Like more than 2 billion people worldwide, Quynh’s family in Vietnam does
their cooking over open fires. One day, as they were cooking food for their
pigs, Quynh, who was just 9 months old and already walking, neared the fire
and stuck her hand in to touch it. She received a terrible burn.
The skin of Quynh’s hand contracted, or tightened, as the burn wound
healed, limiting her ability to move her fingers. Her hand had become
permanently fist-like, limiting her ability to take part in vital activities like holding a
pencil or gathering sticks.
Quynh survived her burn, but many don’t. More girls in Southeast Asia die of fires than die
of tuberculosis, HIV/AIDS and malaria combined. Girls in that region also
lose more productive years from injuries from fires than from the combined impact of HIV/AIDS and malaria. Thanks to ReSurge, Quynh received surgery that will help her lead a
normal productive life – going to school and eventually contributing to society.
Volunteer surgeons completed two procedures on her hand: a burn
contracture release and a skin graft. The operations significantly improved her
hand mobility—and her quality of life. As long as billions of people around
the world cook over open fires, there will be victims like Quynh who are in
need of life-transforming reconstructive surgery.

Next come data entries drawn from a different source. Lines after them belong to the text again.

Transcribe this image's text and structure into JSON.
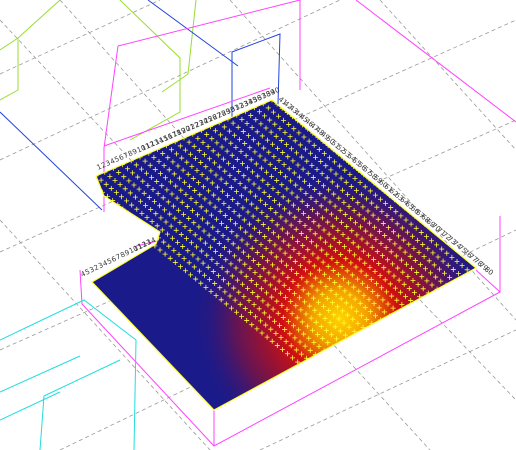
{
  "scene": {
    "view": "3D perspective viewport",
    "background_color": "#ffffff",
    "grid_color": "#9a9a9a",
    "mesh_fill": "#1a1a8a",
    "node_marker_color": "#ffff33",
    "node_label_color": "#3a3a3a",
    "heatmap_colors": [
      "#1a1a8a",
      "#8a1a3a",
      "#d01010",
      "#e85a00",
      "#ffd400"
    ],
    "wireframe_colors": {
      "room_box": "#ff44ff",
      "left_box": "#99dd33",
      "blue_plane": "#2244dd",
      "cyan_box": "#22dddd"
    },
    "node_labels_left": [
      "4",
      "5",
      "3",
      "2",
      "3",
      "4",
      "5",
      "6",
      "7",
      "8",
      "9",
      "10",
      "11",
      "12",
      "13",
      "14"
    ],
    "node_labels_back": [
      "1",
      "2",
      "3",
      "4",
      "5",
      "6",
      "7",
      "8",
      "9",
      "10",
      "11",
      "12",
      "13",
      "14",
      "15",
      "16",
      "17",
      "18",
      "19",
      "20",
      "21",
      "22",
      "23",
      "24",
      "25",
      "26",
      "27",
      "28",
      "29",
      "30",
      "31",
      "32",
      "33",
      "34",
      "35",
      "36",
      "37",
      "38",
      "39",
      "40"
    ],
    "node_labels_right": [
      "41",
      "42",
      "43",
      "44",
      "45",
      "46",
      "47",
      "48",
      "49",
      "50",
      "51",
      "52",
      "53",
      "54",
      "55",
      "56",
      "57",
      "58",
      "59",
      "60",
      "61",
      "62",
      "63",
      "64",
      "65",
      "66",
      "67",
      "68",
      "69",
      "70",
      "71",
      "72",
      "73",
      "74",
      "75",
      "76",
      "77",
      "78",
      "79",
      "80"
    ]
  }
}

We are glad Quynh will have
not be added to the stark statistics, but has had her future restored.